BPD Awareness Week 2020 | Ambassador's Welcome
"We now know that with appropriate supports and treatment, people are able to build a 'life worth living'."
(Professor Henry Jackson)
I was honoured to be invited by the BPD Awareness Week Collaboration Group to be the Ambassador for BPD Awareness Week 2020 and I am pleased to accept the role.
I am Henry Jackson, Emeritus Professor of Clinical Psychology in the Melbourne School of Psychological Sciences at the University of Melbourne. Although I am no longer involved in academic teaching or clinical supervision, I am still actively involved in research into borderline personality disorder (BPD).
So why my interest in BPD? When I began working clinically in Australia 40 years ago, I realised that my formal clinical training had not prepared me for working with people diagnosed with BPD. Basic CBT and behavioural approaches were not sufficient. At the same time, I realised that many of my fellow clinicians viewed people diagnosed with BPD as untreatable or simply did not accept the concept of personality disorder.

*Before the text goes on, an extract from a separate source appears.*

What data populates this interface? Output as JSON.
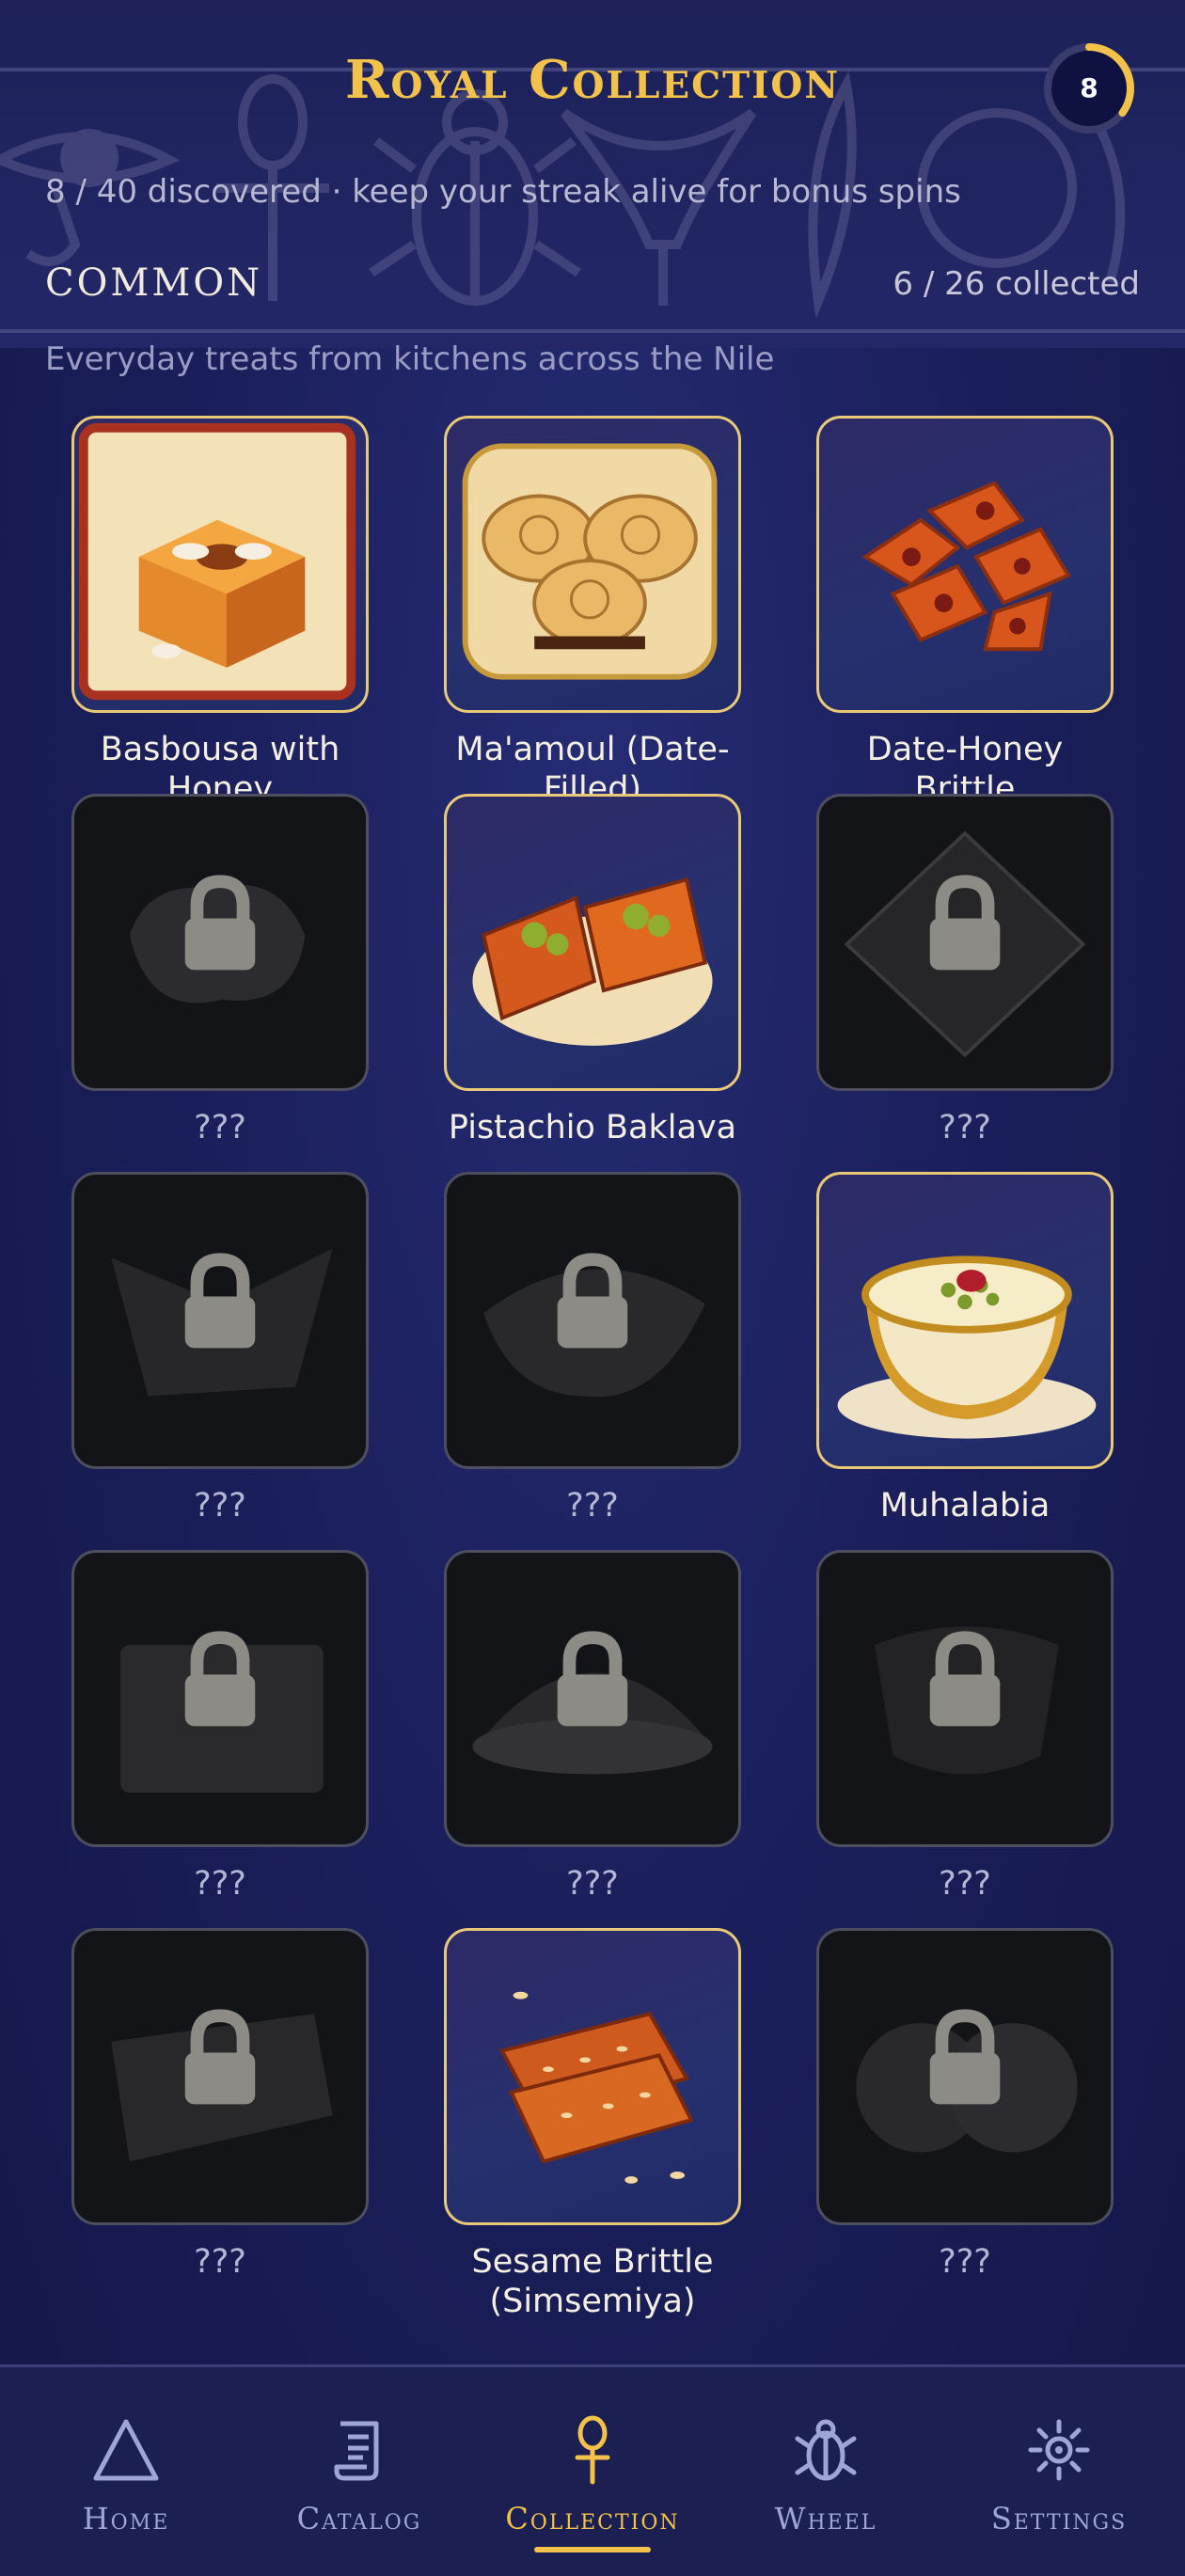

My first wave of research was conducted in the 1980s to establish the various types of personality disorders and comorbidities with other mental disorders (e.g., depression, anxiety, substance use). This work was later extended with an examination of the epidemiological data from the Australian Mental Health and Well Being Survey. My colleagues and I found there was a range of personality disorders in the Australian community and that people diagnosed with BPD were highly involved with various health services and providers. We now know that with appropriate supports and treatment, people are able to build a 'life worth living'.
Since the late 1990s my major collaborators on personality disorders have been Professor Andrew Chanen (Orygen) and Associate Professor Carol Hulbert (Melbourne School of Psychological Sciences). Together with post-doctoral students, we have investigated emotional sensitivity, attachment style, theory of mind, schemas, and attentional bias in people living with BPD. Most importantly, in studies led by Professor Chanen we have been investigating forms of treatment for young people living with BPD and are currently looking at the efficacy of individual placement and support in jobs for young individuals living with BPD.
I look forward to working with you during BPD Awareness Week to raise awareness and help change the narrative of BPD and the way the world sees BPD.
There are some interesting times ahead. Meanwhile stay safe!
Professor Henry Jackson